Taking a pico-ionic magnesium supplement with the magnesium oxide will help you get enough of the mineral in your cells while also improving the peristaltic action of your intestinal muscles.
5. Nano-ionic (Angstrom) and pico-ionic (ReMag) magnesium supplements contain minerals that are minuscule – 7,000 times smaller than red blood cells to be precise. What this means is that they are 99% absorbed at the cellular level. Plus the ionic charge allows the magnesium to be attracted to cells that require it. This types of supplements are much more expensive but generally have no laxative effect (unless you take too much).
I usually recommend this form of magnesium to patients who need high doses of magnesium daily and always get loose stools before reaching their therapeutic dose. The difference between Angstrom magnesium and ReMag is that the latter is much more concentrated (60,000ppm vs. 3,000ppm).
6. Plant-based magnesium supplements are produced by cultivating one-celled plant organisms in a magnesium-containing medium. While these supplements do contain an absorbable form of magnesium, they are not very potent (usually, only 30 to 50mg per tablet) and, as such, can cause loose stools before a therapeutic dose is achieved. Plus, you might need to take many tablets to meet your magnesium needs – this could become very expensive.

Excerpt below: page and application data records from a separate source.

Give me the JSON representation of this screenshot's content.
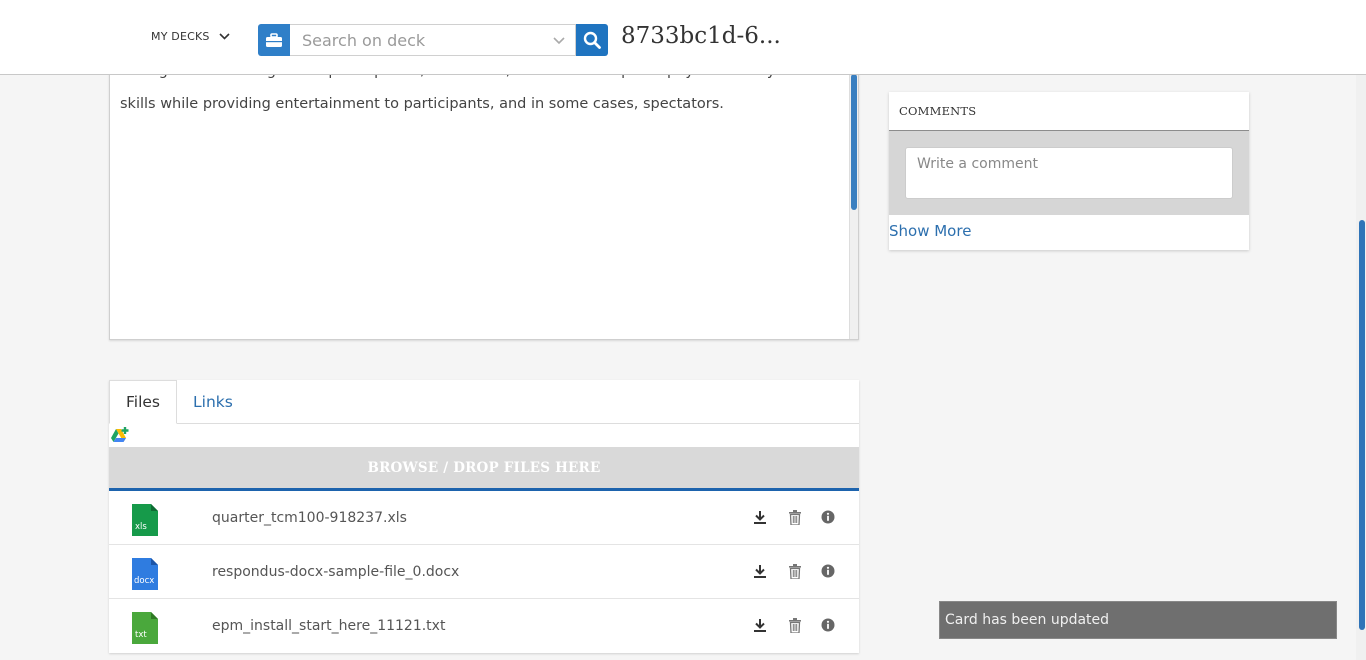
{
  "header": {
    "decks_label": "MY DECKS",
    "search_placeholder": "Search on deck",
    "deck_title": "8733bc1d-6..."
  },
  "description": {
    "lines": [
      "through casual or organized participation, aim to use, maintain or improve physical ability and",
      "skills while providing entertainment to participants, and in some cases, spectators."
    ]
  },
  "comments": {
    "heading": "COMMENTS",
    "placeholder": "Write a comment",
    "show_more": "Show More"
  },
  "attachments": {
    "tabs": [
      {
        "label": "Files",
        "active": true
      },
      {
        "label": "Links",
        "active": false
      }
    ],
    "dropzone_label": "BROWSE / DROP FILES HERE",
    "files": [
      {
        "name": "quarter_tcm100-918237.xls",
        "ext": "xls",
        "color": "#169a4a"
      },
      {
        "name": "respondus-docx-sample-file_0.docx",
        "ext": "docx",
        "color": "#2f7ce0"
      },
      {
        "name": "epm_install_start_here_11121.txt",
        "ext": "txt",
        "color": "#4aa83c"
      }
    ],
    "icons": [
      "download-icon",
      "trash-icon",
      "info-icon"
    ]
  },
  "toast": {
    "message": "Card has been updated"
  }
}
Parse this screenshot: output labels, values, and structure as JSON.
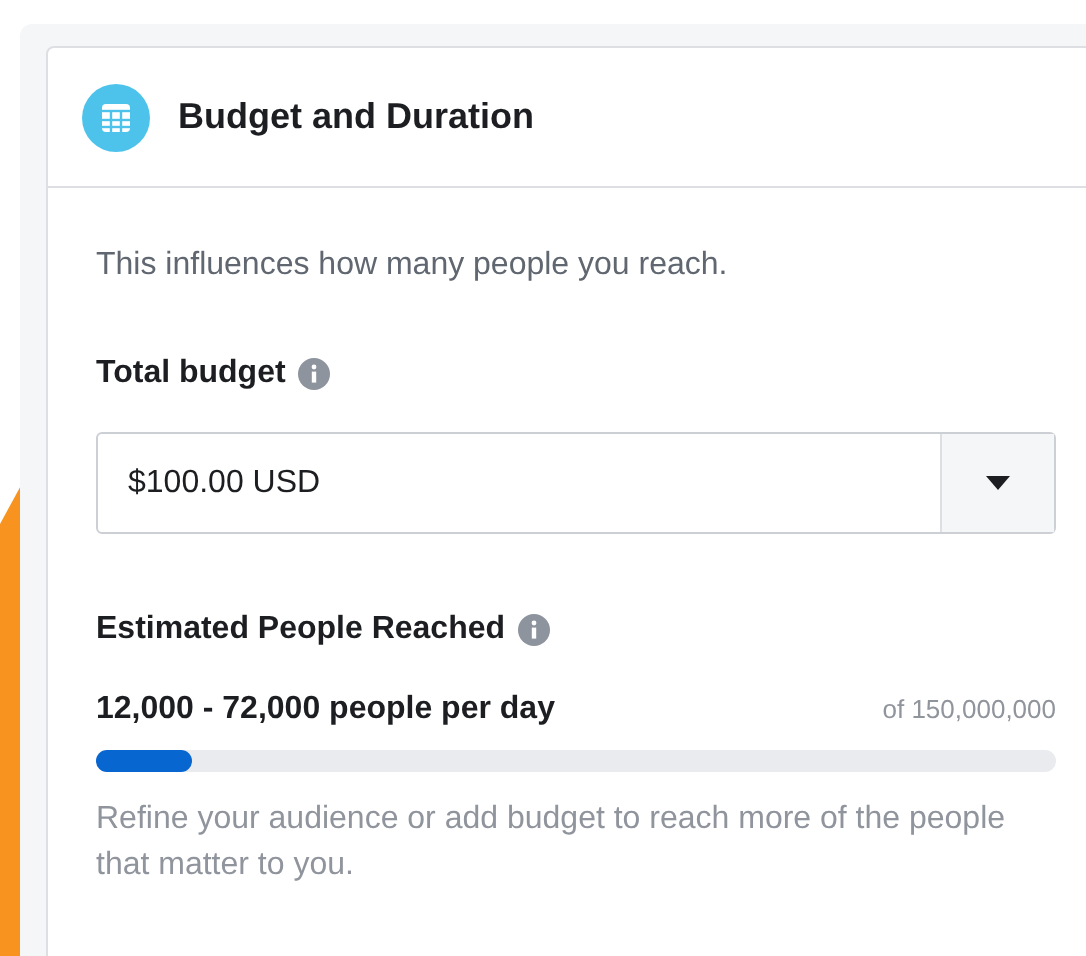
{
  "card": {
    "title": "Budget and Duration",
    "description": "This influences how many people you reach.",
    "budget": {
      "label": "Total budget",
      "value": "$100.00 USD"
    },
    "reach": {
      "label": "Estimated People Reached",
      "estimate": "12,000 - 72,000 people per day",
      "total": "of 150,000,000",
      "level": 0.1,
      "hint": "Refine your audience or add budget to reach more of the people that matter to you."
    }
  }
}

Steer clear from these forms of magnesium
1. Magnesium glutamate
2. Magnesium aspartate
These forms of magnesium supplements may cause blood levels of glutamic acid or aspartic acid to increase too much. These amino acids can over-stimulate the brain when present in excess – this would worsen depression and migraines.
You also want to avoid supplements that simply list ‘magnesium chelate’, ‘magnesium amino acid chelate’ or ‘chelated magnesium’ as well as those containing any ingredients in the list below. These indicate that the product most likely contains glutamate and/or aspartate as the main ingredient.

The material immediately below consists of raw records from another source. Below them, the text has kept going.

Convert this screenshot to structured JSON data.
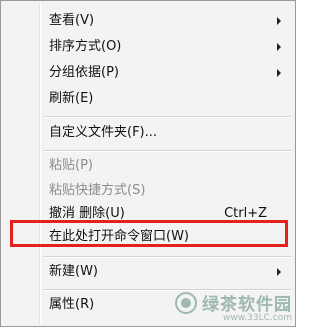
{
  "menu": {
    "items": [
      {
        "label": "查看(V)",
        "submenu": true
      },
      {
        "label": "排序方式(O)",
        "submenu": true
      },
      {
        "label": "分组依据(P)",
        "submenu": true
      },
      {
        "label": "刷新(E)"
      },
      {
        "label": "自定义文件夹(F)..."
      },
      {
        "label": "粘贴(P)",
        "disabled": true
      },
      {
        "label": "粘贴快捷方式(S)",
        "disabled": true
      },
      {
        "label": "撤消 删除(U)",
        "shortcut": "Ctrl+Z"
      },
      {
        "label": "在此处打开命令窗口(W)",
        "highlighted": true
      },
      {
        "label": "新建(W)",
        "submenu": true
      },
      {
        "label": "属性(R)"
      }
    ]
  },
  "annotation": {
    "color": "#e5211d"
  },
  "watermark": {
    "name": "绿茶软件园",
    "url": "www.33LC.com"
  }
}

- Autolyzed yeast
- Hydrolyzed yeast
- Hydrolyzed protein
- Modified food starch
- Hydrolyzed vegetable protein
- Natural flavoring

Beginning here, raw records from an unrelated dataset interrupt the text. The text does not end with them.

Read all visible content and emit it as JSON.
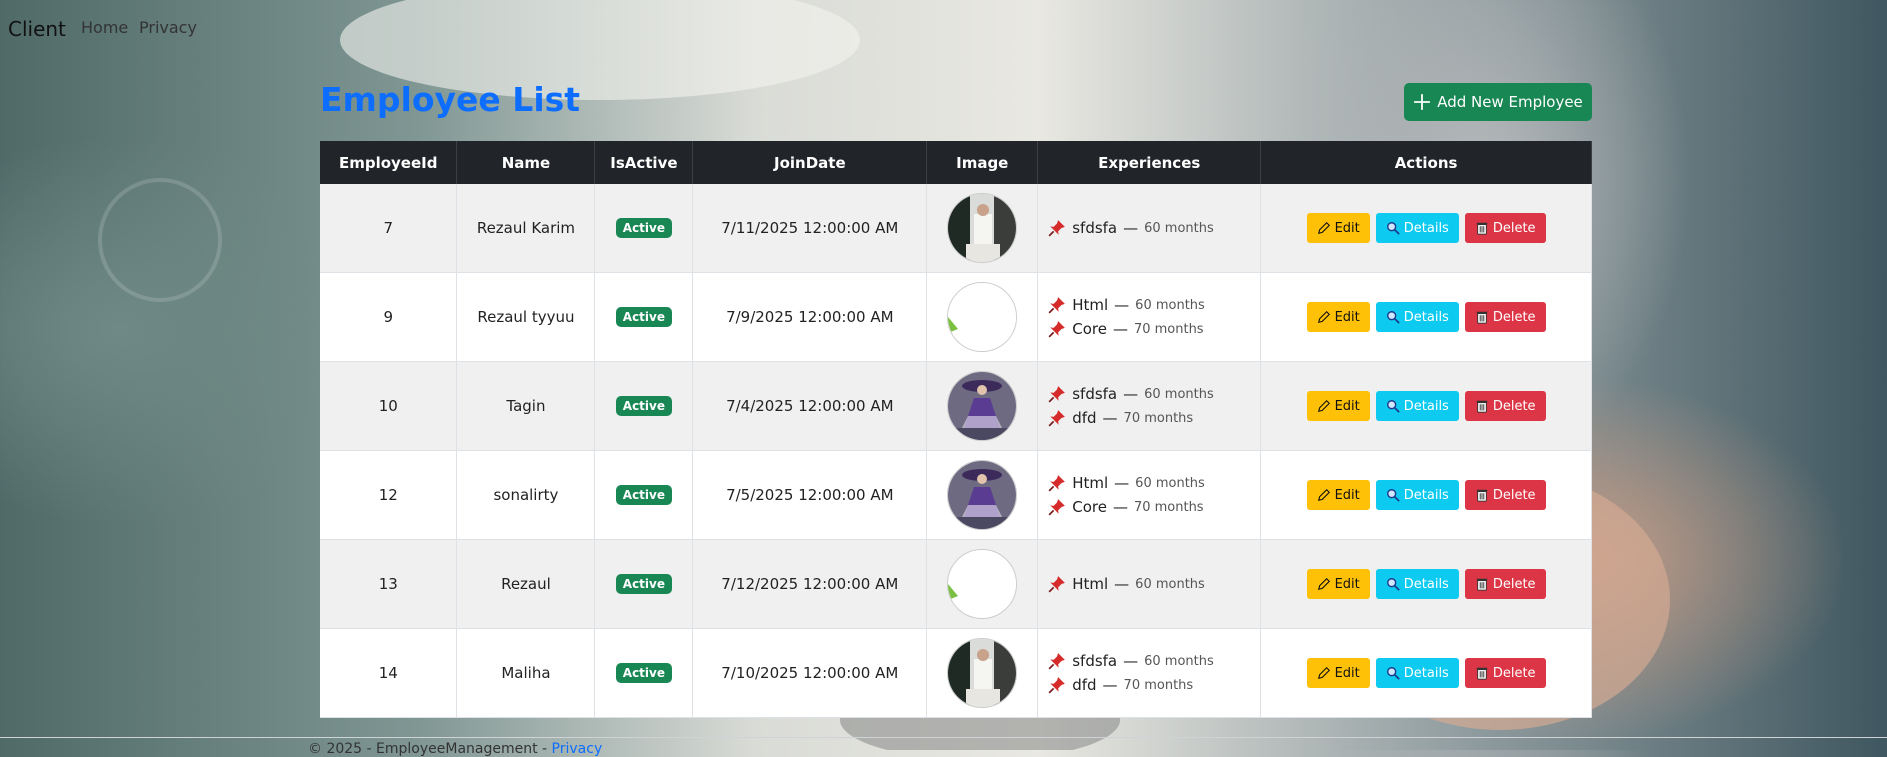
{
  "navbar": {
    "brand": "Client",
    "links": [
      "Home",
      "Privacy"
    ]
  },
  "page": {
    "title": "Employee List",
    "add_button_label": "Add New Employee"
  },
  "table": {
    "headers": [
      "EmployeeId",
      "Name",
      "IsActive",
      "JoinDate",
      "Image",
      "Experiences",
      "Actions"
    ],
    "rows": [
      {
        "id": "7",
        "name": "Rezaul Karim",
        "status": "Active",
        "join_date": "7/11/2025 12:00:00 AM",
        "image": "photo-desk",
        "experiences": [
          {
            "title": "sfdsfa",
            "sep": "—",
            "months": "60 months"
          }
        ]
      },
      {
        "id": "9",
        "name": "Rezaul tyyuu",
        "status": "Active",
        "join_date": "7/9/2025 12:00:00 AM",
        "image": "blank-green",
        "experiences": [
          {
            "title": "Html",
            "sep": "—",
            "months": "60 months"
          },
          {
            "title": "Core",
            "sep": "—",
            "months": "70 months"
          }
        ]
      },
      {
        "id": "10",
        "name": "Tagin",
        "status": "Active",
        "join_date": "7/4/2025 12:00:00 AM",
        "image": "photo-purple-dress",
        "experiences": [
          {
            "title": "sfdsfa",
            "sep": "—",
            "months": "60 months"
          },
          {
            "title": "dfd",
            "sep": "—",
            "months": "70 months"
          }
        ]
      },
      {
        "id": "12",
        "name": "sonalirty",
        "status": "Active",
        "join_date": "7/5/2025 12:00:00 AM",
        "image": "photo-purple-dress",
        "experiences": [
          {
            "title": "Html",
            "sep": "—",
            "months": "60 months"
          },
          {
            "title": "Core",
            "sep": "—",
            "months": "70 months"
          }
        ]
      },
      {
        "id": "13",
        "name": "Rezaul",
        "status": "Active",
        "join_date": "7/12/2025 12:00:00 AM",
        "image": "blank-green",
        "experiences": [
          {
            "title": "Html",
            "sep": "—",
            "months": "60 months"
          }
        ]
      },
      {
        "id": "14",
        "name": "Maliha",
        "status": "Active",
        "join_date": "7/10/2025 12:00:00 AM",
        "image": "photo-desk",
        "experiences": [
          {
            "title": "sfdsfa",
            "sep": "—",
            "months": "60 months"
          },
          {
            "title": "dfd",
            "sep": "—",
            "months": "70 months"
          }
        ]
      }
    ]
  },
  "actions": {
    "edit": "Edit",
    "details": "Details",
    "delete": "Delete"
  },
  "footer": {
    "text": "© 2025 - EmployeeManagement -",
    "link": "Privacy"
  },
  "colors": {
    "primary": "#0d6efd",
    "success": "#198754",
    "warning": "#ffc107",
    "info": "#0dcaf0",
    "danger": "#dc3545",
    "header": "#212529"
  },
  "icons": {
    "add": "plus-icon",
    "edit": "pencil-icon",
    "details": "magnifier-icon",
    "delete": "trash-icon",
    "experience": "pushpin-icon"
  }
}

- Textured protein
- Yeast extract
- Yeast food
Check out this article to find out why artificial glutamates can wreak havoc on your health.
When should you take magnesium?
- If your magnesium requirements are high, take your first dose when you wake up in the morning, the second one late in the afternoon and the last one at bedtime.
- While most people find that magnesium helps them sleep better when they take it before bedtime, some of my patients have reported that taking a supplement at night boosts their energy levels and keep them awake at night. In these cases, I would usually advise taking the magnesium late in the afternoon. Magnesium will work differently for different people so it is important to experiment what works best for you.
Tips to increase magnesium absorption
- Take your supplement between meals – as mentioned earlier, for magnesium to be absorbed, it needs gastric acid. When taken with meals, there may not be enough acid to absorb the magnesium since the stomach acid will be busy digesting what you ate.
- If you suffer from bloating, gas or acid reflux, work with a dietitian to improve your digestion.
- Take vitamin B6 (especially the activated Pyridoxal-5-Phosphate targeted form with magnesium) – this will help increase the amount of magnesium that can enter the cell.
Who shouldn’t take magnesium?
Magnesium therapy is contraindicated in cases of:
- Bowel obstruction – Since magnesium is mostly eliminated via the bowels, any blockage in the bowel can cause magnesium to build up in the bloodstream.
- Extremely slow heart rate – Taking magnesium when your heart rate is excessively slow can cause your heart rate to decrease further as magnesium relaxes the heart.
- Myasthenia gravis – Taking magnesium could make muscles relax even more and may cause respiratory muscles to collapse.
Do you regularly take magnesium supplements? If so, which one has been the most effective for you? Share with us in the comments below.